There’s been so much variety of good comedy TV in the past few years that it’s dumb to pick a sub-genre. Smart and edgy shows like Silicon Valley are great. Shows that mine comedy from the absurdity of existence like Atlanta are great. Sitcoms that unabashedly pack as much humor, jokes, sight gags, silly situations, funny characters, funny references, and cutaways as possible into 22 minutes are great, too. Like Raising Hope.
You might assume that this is a cute kid sitcom, like Full House, mixed with a blue-collar sitcom, like Raising Hope. True, the show does feature an adorable baby, and the adults clean houses and mow lawns to barely make ends meet, but the show is much more than that. It’s really a show about parenting, not kids. And parenting is an absurd prospect.
From the beginning, Raising Hope (which ran on Fox from 2010 to 2014) presents the notion of having children as something that is accidental, strange, and somehow both not hard and very hard. Both of the show’s trajectories serve that end. One concerns Jimmy Chance (Lucas Neff), a sweet if dumb and directionless guy in his 20s who has a one-night stand with a woman who turns out to be a serial killer, and he finds out they had a baby together when he gets custody at the mother’s execution. He has to balance trying to suddenly be a good dad and act like an adult while also trying to have a social life, all while virtually broke and with little to no life skills.
That lack of preparation comes from Jimmy’s equally ill-equipped parents, Virginia (Martha Plimpton) and Burt (Garret Dillahunt). They had Jimmy while they were still in high school and have never really had a chance to get a leg up. Like Jimmy, they’re trying to be better people, a journey that’s explained with flashback scenes of all the questionable parenting decisions they made with Jimmy, most of them just to shield him from the world that’s been hard on them. What they do have is love, in ways both corny and overtly sexual. Burt and Virginia are still refreshingly very into each other, as evidenced by the profane running gag of Burt wearing an “I’d Rather Be in Virginia” t-shirt.
Again, Greg Garcia (he also created My Name Is Earl, which shares a “universe” with Raising Hope) and his writing staff throw a lot in, and much of it borders on the surreal and weird. And yet, all of it is earned and makes sense, flowing organically in and out of characters and situations.
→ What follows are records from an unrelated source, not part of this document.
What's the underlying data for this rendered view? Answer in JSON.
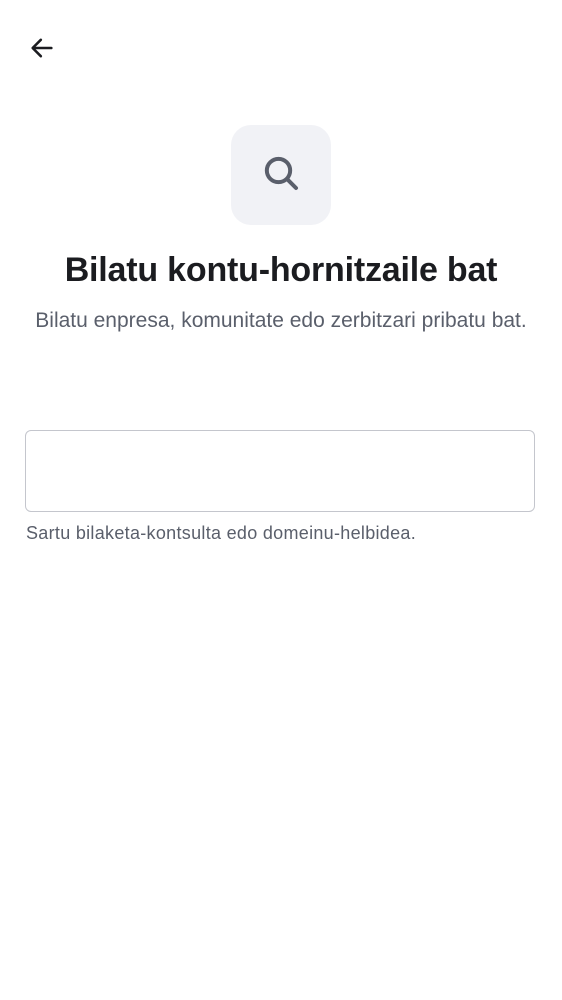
{
  "header": {
    "back_icon": "arrow-left-icon"
  },
  "hero": {
    "icon": "search-icon",
    "tile_color": "#f1f2f6",
    "icon_color": "#5a5f6b"
  },
  "content": {
    "title": "Bilatu kontu-hornitzaile bat",
    "subtitle": "Bilatu enpresa, komunitate edo zerbitzari pribatu bat."
  },
  "search": {
    "value": "",
    "placeholder": "",
    "helper": "Sartu bilaketa-kontsulta edo domeinu-helbidea."
  }
}
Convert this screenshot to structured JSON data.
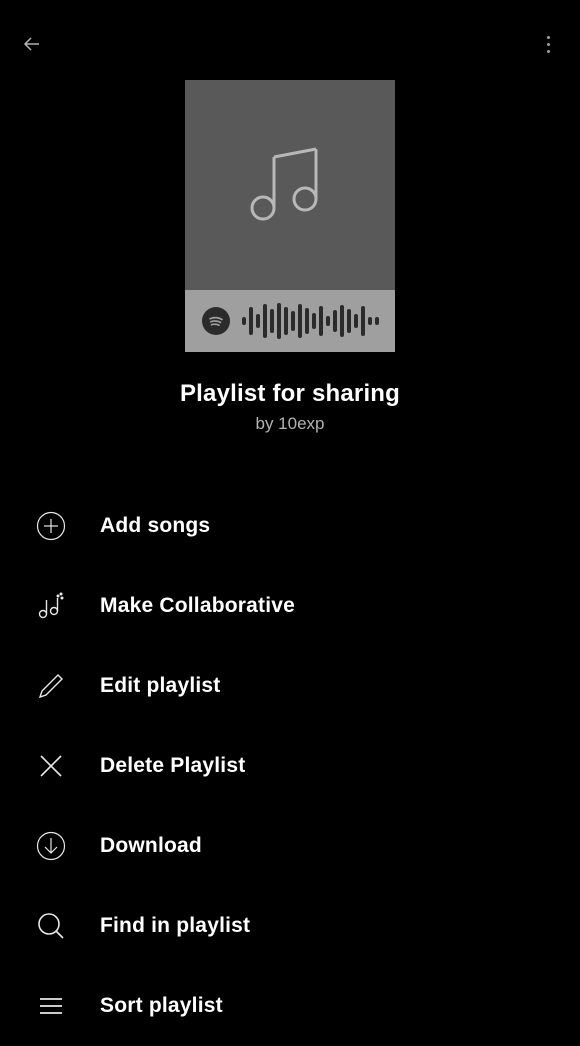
{
  "playlist": {
    "title": "Playlist for sharing",
    "author_prefix": "by ",
    "author": "10exp"
  },
  "menu": {
    "items": [
      {
        "icon": "plus-circle",
        "label": "Add songs"
      },
      {
        "icon": "music-collab",
        "label": "Make Collaborative"
      },
      {
        "icon": "pencil",
        "label": "Edit playlist"
      },
      {
        "icon": "x",
        "label": "Delete Playlist"
      },
      {
        "icon": "download-circle",
        "label": "Download"
      },
      {
        "icon": "search",
        "label": "Find in playlist"
      },
      {
        "icon": "lines",
        "label": "Sort playlist"
      }
    ]
  }
}
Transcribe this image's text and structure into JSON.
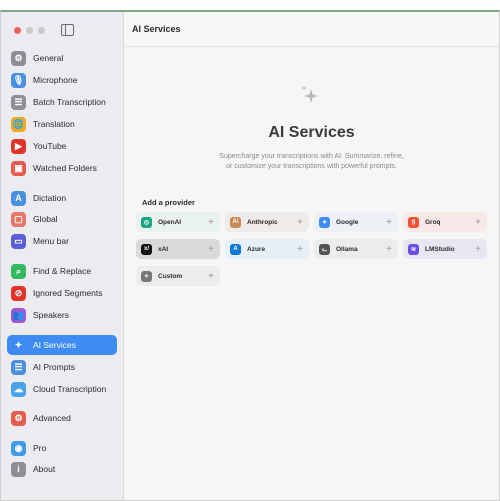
{
  "window": {
    "title": "AI Services"
  },
  "sidebar": {
    "items": [
      {
        "name": "general",
        "label": "General",
        "icon": "gear-icon",
        "glyph": "⚙",
        "color": "#8e8e93"
      },
      {
        "name": "microphone",
        "label": "Microphone",
        "icon": "microphone-icon",
        "glyph": "🎙",
        "color": "#4a90e2"
      },
      {
        "name": "batch-transcription",
        "label": "Batch Transcription",
        "icon": "list-icon",
        "glyph": "☰",
        "color": "#8e8e93"
      },
      {
        "name": "translation",
        "label": "Translation",
        "icon": "globe-icon",
        "glyph": "🌐",
        "color": "#f5a623"
      },
      {
        "name": "youtube",
        "label": "YouTube",
        "icon": "youtube-icon",
        "glyph": "▶",
        "color": "#e0342b"
      },
      {
        "name": "watched-folders",
        "label": "Watched Folders",
        "icon": "folder-icon",
        "glyph": "▣",
        "color": "#e35d4f"
      },
      {
        "name": "dictation",
        "label": "Dictation",
        "icon": "text-cursor-icon",
        "glyph": "A",
        "color": "#4a90e2"
      },
      {
        "name": "global",
        "label": "Global",
        "icon": "window-icon",
        "glyph": "▢",
        "color": "#e8776b"
      },
      {
        "name": "menu-bar",
        "label": "Menu bar",
        "icon": "menu-bar-icon",
        "glyph": "▭",
        "color": "#5a5fd6"
      },
      {
        "name": "find-replace",
        "label": "Find & Replace",
        "icon": "magnifier-icon",
        "glyph": "⌕",
        "color": "#34b960"
      },
      {
        "name": "ignored-segments",
        "label": "Ignored Segments",
        "icon": "block-list-icon",
        "glyph": "⊘",
        "color": "#e0342b"
      },
      {
        "name": "speakers",
        "label": "Speakers",
        "icon": "people-icon",
        "glyph": "👥",
        "color": "#9b59d0"
      },
      {
        "name": "ai-services",
        "label": "AI Services",
        "icon": "sparkles-icon",
        "glyph": "✦",
        "color": "#3e8bf4"
      },
      {
        "name": "ai-prompts",
        "label": "AI Prompts",
        "icon": "list-icon",
        "glyph": "☰",
        "color": "#4a90e2"
      },
      {
        "name": "cloud-transcription",
        "label": "Cloud Transcription",
        "icon": "cloud-icon",
        "glyph": "☁",
        "color": "#4aa3e8"
      },
      {
        "name": "advanced",
        "label": "Advanced",
        "icon": "gears-icon",
        "glyph": "⚙",
        "color": "#e35d4f"
      },
      {
        "name": "pro",
        "label": "Pro",
        "icon": "pro-badge-icon",
        "glyph": "◉",
        "color": "#3e9be8"
      },
      {
        "name": "about",
        "label": "About",
        "icon": "info-icon",
        "glyph": "i",
        "color": "#8e8e93"
      }
    ],
    "selected": "ai-services"
  },
  "main": {
    "heading": "AI Services",
    "subtitle_line1": "Supercharge your transcriptions with AI. Summarize, refine,",
    "subtitle_line2": "or customize your transcriptions with powerful prompts.",
    "section_label": "Add a provider",
    "providers": [
      {
        "name": "openai",
        "label": "OpenAI",
        "icon": "openai-icon",
        "glyph": "◎",
        "color": "#19a37f",
        "bg": "#e9f2ee"
      },
      {
        "name": "anthropic",
        "label": "Anthropic",
        "icon": "anthropic-icon",
        "glyph": "A\\",
        "color": "#c98a5a",
        "bg": "#efebe8"
      },
      {
        "name": "google",
        "label": "Google",
        "icon": "google-gemini-icon",
        "glyph": "✦",
        "color": "#3e8bf4",
        "bg": "#edf0f5"
      },
      {
        "name": "groq",
        "label": "Groq",
        "icon": "groq-icon",
        "glyph": "g",
        "color": "#f55036",
        "bg": "#f6e9e7"
      },
      {
        "name": "xai",
        "label": "xAI",
        "icon": "xai-icon",
        "glyph": "x/",
        "color": "#111111",
        "bg": "#dadadc"
      },
      {
        "name": "azure",
        "label": "Azure",
        "icon": "azure-icon",
        "glyph": "A",
        "color": "#0f78d4",
        "bg": "#e6eef6"
      },
      {
        "name": "ollama",
        "label": "Ollama",
        "icon": "ollama-icon",
        "glyph": "ᓚ",
        "color": "#555555",
        "bg": "#ececee"
      },
      {
        "name": "lmstudio",
        "label": "LMStudio",
        "icon": "lmstudio-icon",
        "glyph": "≋",
        "color": "#6a4fe0",
        "bg": "#e9e6f3"
      },
      {
        "name": "custom",
        "label": "Custom",
        "icon": "sparkles-icon",
        "glyph": "✧",
        "color": "#777777",
        "bg": "#ececee"
      }
    ]
  }
}
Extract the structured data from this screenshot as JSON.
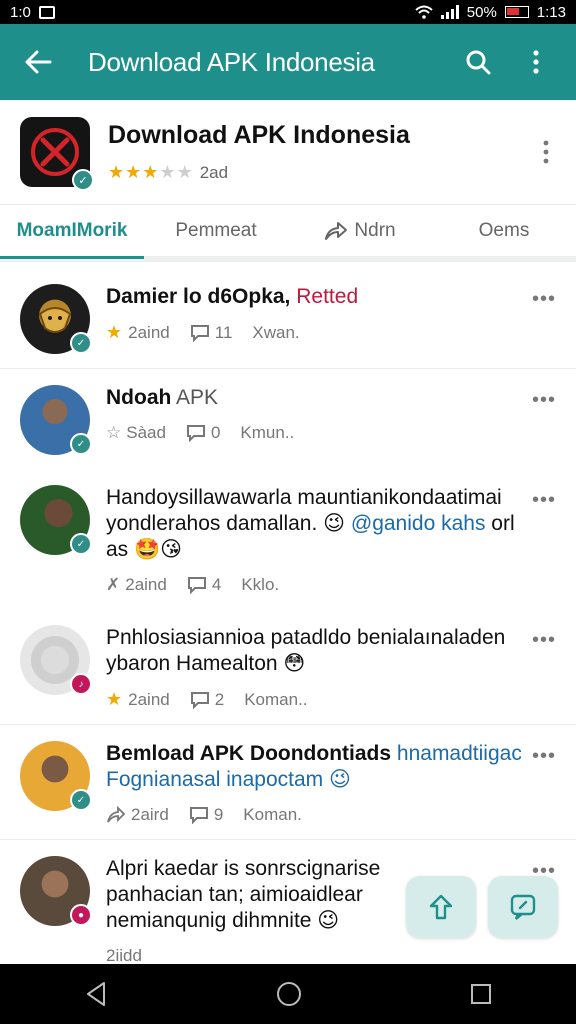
{
  "status": {
    "time": "1:0",
    "battery": "50%",
    "clock": "1:13"
  },
  "appbar": {
    "title": "Download APK Indonesia",
    "back_icon": "arrow-left-icon",
    "search_icon": "search-icon",
    "more_icon": "more-vert-icon"
  },
  "header": {
    "name": "Download APK Indonesia",
    "rating": 3,
    "rating_max": 5,
    "meta": "2ad"
  },
  "tabs": [
    {
      "label": "MoamIMorik",
      "active": true
    },
    {
      "label": "Pemmeat",
      "active": false
    },
    {
      "label": "Ndrn",
      "active": false,
      "icon": "share-icon"
    },
    {
      "label": "Oems",
      "active": false
    }
  ],
  "posts": [
    {
      "name": "Damier lo d6Opka,",
      "tag": "Retted",
      "stat1": "2aind",
      "stat2": "11",
      "stat3": "Xwan.",
      "star": true
    },
    {
      "name": "Ndoah",
      "sub": "APK",
      "stat1": "Sàad",
      "stat2": "0",
      "stat3": "Kmun.."
    },
    {
      "line1": "Handoysillawawarla mauntianikondaatimai",
      "line2a": "yondlerahos damallan. 😉 ",
      "mention": "@ganido kahs",
      "line2b": " orl",
      "line3": "as 🤩😘",
      "stat1": "2aind",
      "stat2": "4",
      "stat3": "Kklo."
    },
    {
      "line1": "Pnhlosiasiannioa patadldo benialaınaladen",
      "line2": "ybaron Hamealton 😳",
      "stat1": "2aind",
      "stat2": "2",
      "stat3": "Koman..",
      "star": true
    },
    {
      "name": "Bemload APK Doondontiads",
      "name_blue": "hnamadtiigac",
      "line2": "Fognianasal inapoctam 😉",
      "stat1": "2aird",
      "stat2": "9",
      "stat3": "Koman."
    },
    {
      "line1": "Alpri kaedar is sonrscignarise",
      "line2": "panhacian tan; aimioaidlear",
      "line3": "nemianqunig dihmnite 😉",
      "stat1": "2iidd",
      "stat2": "",
      "stat3": ""
    }
  ],
  "colors": {
    "primary": "#1f8f8c",
    "accent_red": "#c0193f",
    "link_blue": "#1c6aa8",
    "star": "#f2a900"
  }
}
A lesser show would be fine with having the grandma character walk around in her underwear; on Raising Hope, Cloris Leachman’s “Maw Maw” does it because she has dementia, and dealing with that is a part of life for these characters. Jimmy’s girlfriend and later wife Sabrina (Shannon Woodward) has some control issues, and she sleeps with pantyhose on her head because she’s afraid of spiders crawling on her. Totally legit, per show logic.
In between the character comedy, the intricate set-ups for plot comedy, and the punchlines come other small delights. I actually love it when shows reference stars’ previous work. It’s just irresistible for writers, especially since they know the audience will probably love it, to have Plimpton of The Goonies make a Goonies reference, or have Dillahunt jump out of a coma and deliver one of his most ominous lines from Deadwood. It’s as if this is a comedy, and we’re supposed to be delighted and entertained or something.
Raising Hope is available on Netflix.
Brian Boone edits the Splitsider Humor Section.